None of the names shown first on my list matched the letter pattern I typed. They are also not alphabetical so I have no idea what logic, if any, this system is following. My matching name ended up being at the bottom of the second screen.

None of the names shown first on my list matched the letter pattern I typed. Since I’m on a first-name basis with my wife and my friends, and because Apple’s built-in address book sorts by first name, I expect that this will work in the same way.

After finding my wife I obviously choose her SMS number because I wanted her to receive my message right away.

choosing-SMS

but all she got was an error:

sms-error

So I had to resend the invite to a real email address AND send a separate text to my wife telling her to check her email manually. She doesn’t see it. The message went to her the Junk folder:

 

live-track-in-junk-2

…and was not formatted for phones:

Message set to display at half the available screen size, which is not much on a mobile phone!

Message set to display at half the available screen size, which is not much on a mobile phone!

 

She taps the link and is taken to a web page containing a map and some data. The tracker doesn’t seem to update, even though there have been methods to refresh web pages available for a decade.

There are also aspects of the display that are a little confusing such as the minus before the time and distance. Am I traveling back in time? Do I have 35 miles left to ride?

When thinking about what your viewer may want, elevation gain probably isn’t on the top of their list. More useful would be defaulting to a ‘current’ speed–this way the follower knows if you’ve stopped and if you don’t start moving again within a certain time period they can legitimately start wondering about you.

no-live-update-and-no-end-notification-3

 

So my wife sees the screen above and wonders what’s up and sends me a text message asking if everything is ok. My phone gets it quietly but does not register on my Garmin because something failed in the pairing of the devices and instead of producing and error or warning, it gave a confirmation that all was well.

crickets

Instead of seeing my incoming text messages I get crickets. Hand credit: DC Rainmaker.

So I never get back to her and she worries for two or three hours until I get home when…

ended-2

 

I’m done! After finishing and saving the ride Garmin Connect sends no additional email or text to her so the only way she knows I’m really done and alive is:

  • when I fish my phone out of my pocket and see her text messages and I reply or
  • when I walk in the door, completely unaware of the angst created by this notification system

What a horrible story.

So in summary, here are a few to-dos for Garmin:

  • Improve error detection so that if a bluetooth connection has a problem that will prevent a text message from getting passed from phone to edge that the user is notified
  • Fix the name search in Garmin Connect’s LiveTrack
  • Allow people to be notified of live track session via SMS
  • Auto-refresh online map
  • Improve data of online map
  • Send notifications to followers when activity is completed

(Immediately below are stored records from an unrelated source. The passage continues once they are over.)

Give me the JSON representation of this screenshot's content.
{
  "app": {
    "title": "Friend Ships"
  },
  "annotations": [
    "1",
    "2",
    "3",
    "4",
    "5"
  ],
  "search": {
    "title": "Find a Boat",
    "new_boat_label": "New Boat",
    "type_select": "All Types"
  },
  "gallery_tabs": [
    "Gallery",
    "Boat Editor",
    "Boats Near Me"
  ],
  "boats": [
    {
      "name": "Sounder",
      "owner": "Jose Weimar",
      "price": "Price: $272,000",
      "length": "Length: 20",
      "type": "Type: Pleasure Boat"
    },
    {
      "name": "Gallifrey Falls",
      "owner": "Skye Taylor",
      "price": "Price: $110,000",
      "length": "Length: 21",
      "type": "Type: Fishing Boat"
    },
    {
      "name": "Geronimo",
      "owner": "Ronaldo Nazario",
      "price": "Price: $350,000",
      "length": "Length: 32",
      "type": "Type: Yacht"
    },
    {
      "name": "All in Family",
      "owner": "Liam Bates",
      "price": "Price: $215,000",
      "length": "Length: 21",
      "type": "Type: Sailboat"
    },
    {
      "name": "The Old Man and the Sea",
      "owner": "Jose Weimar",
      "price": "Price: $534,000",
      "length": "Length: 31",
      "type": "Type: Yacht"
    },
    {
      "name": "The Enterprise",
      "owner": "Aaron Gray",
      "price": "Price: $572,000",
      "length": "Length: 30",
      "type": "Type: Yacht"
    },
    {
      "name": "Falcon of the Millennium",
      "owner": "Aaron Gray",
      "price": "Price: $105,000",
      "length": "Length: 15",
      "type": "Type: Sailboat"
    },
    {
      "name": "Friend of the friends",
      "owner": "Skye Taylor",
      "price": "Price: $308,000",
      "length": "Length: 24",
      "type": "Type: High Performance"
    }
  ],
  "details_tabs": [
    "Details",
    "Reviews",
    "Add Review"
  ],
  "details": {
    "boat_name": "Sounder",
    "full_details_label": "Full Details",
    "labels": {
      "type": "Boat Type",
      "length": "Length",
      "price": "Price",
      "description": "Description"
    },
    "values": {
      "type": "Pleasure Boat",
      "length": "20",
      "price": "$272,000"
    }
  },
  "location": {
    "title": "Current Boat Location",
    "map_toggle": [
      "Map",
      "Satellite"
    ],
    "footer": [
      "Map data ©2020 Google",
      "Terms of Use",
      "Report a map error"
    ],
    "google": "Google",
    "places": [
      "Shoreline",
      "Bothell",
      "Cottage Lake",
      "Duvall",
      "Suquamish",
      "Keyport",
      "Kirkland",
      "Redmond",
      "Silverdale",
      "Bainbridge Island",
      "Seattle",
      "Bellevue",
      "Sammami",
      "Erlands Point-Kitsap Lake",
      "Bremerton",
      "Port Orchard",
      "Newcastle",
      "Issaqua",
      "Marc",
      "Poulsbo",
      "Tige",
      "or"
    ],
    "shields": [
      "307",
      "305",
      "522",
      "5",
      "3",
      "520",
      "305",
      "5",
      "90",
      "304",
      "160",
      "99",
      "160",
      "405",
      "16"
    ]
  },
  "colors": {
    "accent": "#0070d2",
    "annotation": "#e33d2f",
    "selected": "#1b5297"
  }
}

Postscript: After this first ride I gave the bluetooth pairing another go and deleted all connections and re-added them, with the BLE_Edge 1000 first, after which text messages started showing up on the Edge. As and end user don’t know if this order is important or if it was just luck of the draw that it worked.

This entry was posted in Columns on by .
Aaron Deutsch

About Aaron Deutsch

Aaron has always felt a passion for, if not a gravitational pull from, racing. Since being lured from the basketball court onto the track in 1993 he set 7 track & field records and medaled six times at the state level of competition.

He moved to the mountain bike in the late 1990s and won the Penn Cycle Buck Hill race series in 2000 in the sport class. He also placed 4th in the Subaru Cup XC race that year.

After moving to New York Aaron took up road racing and rode unattached for the first year and medaled in 2 races including a 1st place finish in the Kissena Race Series in 2007. In 2008 the Brooklyn Arches Cycling Club was formed and the results were immediate and consistent including winning the Cadence Cup Race Series in Brooklyn. He currently races with the Major Taylor Iron Riders Development Team